Hospitals on high alert for cyberattacks
Federal officials issued alerts this week about the increased potential for cyber attacks against critical U.S. infrastructure targets as tensions escalate between Russia and Ukraine — and that includes health care.
Why it matters: But as health care continues to grapple with the strain of the pandemic, it could be particularly vulnerable to attacks, experts say.
What they're saying: "Even before this escalation with Ukraine, I was seeing threat actors take advantage of COVID for ransomware attacks because hospitals were short-staffed, everyone was stressed, the hospitals' census population is super high," Heather Hughes, director of client engagement and solutions at cyber insurer Resilience, told Axios.
- The use of staffing agencies also creates a prime environment for breaches, Hughes said, as that part of the workforce lacks familiarity with local electronic systems. "When they go to log in, for example, for their first shift, it's 'Click this link for your time card.' They may click that link. Now they've introduced ransomware."
State of play: Federal warnings this week point specifically to concerns about spearphishing emails, an area health care organizations are especially vulnerable to because email continues to be a primary mode of communication for legal and compliance needs, said Sakthi Chandra, vice president of marketing for cybersecurity firm Armorblox.
- This is particularly problematic as the recently released 2021 HIMSS Healthcare Cybersecurity Survey showed phishing attacks were by far the most common way health care IT systems are breached, said Lee Kim, director of privacy and security at HIMSS.
The big picture: The threat to all infrastructure is getting worse, with an 82% spike in ransomware-linked data breaches in the last year, according to a global threat report released this week from cybersecurity company Crowdstrike.
- Even as companies get better at recovering from ransomware attacks, the attackers are upping the ante to make them more damaging, Crowdstrike senior vice president of intelligence Adam Meyers told CBS News.

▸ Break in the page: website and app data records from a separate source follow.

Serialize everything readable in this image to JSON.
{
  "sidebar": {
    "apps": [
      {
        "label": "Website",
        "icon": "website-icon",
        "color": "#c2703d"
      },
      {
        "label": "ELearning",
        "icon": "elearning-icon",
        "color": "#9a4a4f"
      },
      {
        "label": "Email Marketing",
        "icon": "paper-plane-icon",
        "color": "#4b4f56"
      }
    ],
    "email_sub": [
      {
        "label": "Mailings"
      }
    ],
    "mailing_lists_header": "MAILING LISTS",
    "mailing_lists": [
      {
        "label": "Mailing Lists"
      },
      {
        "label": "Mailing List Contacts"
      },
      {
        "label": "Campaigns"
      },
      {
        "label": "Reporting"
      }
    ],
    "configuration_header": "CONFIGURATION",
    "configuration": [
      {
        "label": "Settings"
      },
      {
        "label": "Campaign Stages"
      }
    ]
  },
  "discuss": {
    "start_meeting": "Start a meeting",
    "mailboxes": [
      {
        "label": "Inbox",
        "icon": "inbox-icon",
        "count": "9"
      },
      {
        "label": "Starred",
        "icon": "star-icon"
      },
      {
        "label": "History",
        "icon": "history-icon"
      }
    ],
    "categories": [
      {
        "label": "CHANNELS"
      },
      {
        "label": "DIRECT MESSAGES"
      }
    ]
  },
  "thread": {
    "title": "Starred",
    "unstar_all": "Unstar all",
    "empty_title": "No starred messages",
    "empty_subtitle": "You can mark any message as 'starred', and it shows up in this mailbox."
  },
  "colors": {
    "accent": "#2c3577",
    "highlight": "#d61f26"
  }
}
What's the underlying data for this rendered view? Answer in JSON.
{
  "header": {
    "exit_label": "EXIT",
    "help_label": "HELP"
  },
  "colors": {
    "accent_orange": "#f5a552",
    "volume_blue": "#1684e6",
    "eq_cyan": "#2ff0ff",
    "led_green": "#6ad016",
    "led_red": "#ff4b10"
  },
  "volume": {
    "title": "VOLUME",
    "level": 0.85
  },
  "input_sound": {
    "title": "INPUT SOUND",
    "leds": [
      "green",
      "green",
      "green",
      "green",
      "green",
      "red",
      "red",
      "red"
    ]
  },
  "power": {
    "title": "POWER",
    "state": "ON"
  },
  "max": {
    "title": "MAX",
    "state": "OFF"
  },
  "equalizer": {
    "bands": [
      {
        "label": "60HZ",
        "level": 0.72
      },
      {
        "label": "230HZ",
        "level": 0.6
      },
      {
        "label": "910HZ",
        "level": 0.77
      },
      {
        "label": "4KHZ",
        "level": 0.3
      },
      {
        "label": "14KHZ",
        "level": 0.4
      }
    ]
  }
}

- "There's no backup solution that's going to stop that or help you there," Myers said. "If you think the ransom demand is high, the legal fees, the regulatory and compliance issues that come from that data being stolen and leaked to the internet can add up very quickly," he told CBS.
The bottom line: It's never a good time to let your guard down. But this is a time for particular vigilance, such as ensuring a good instant response plan is regularly practiced — even during the stress of the pandemic.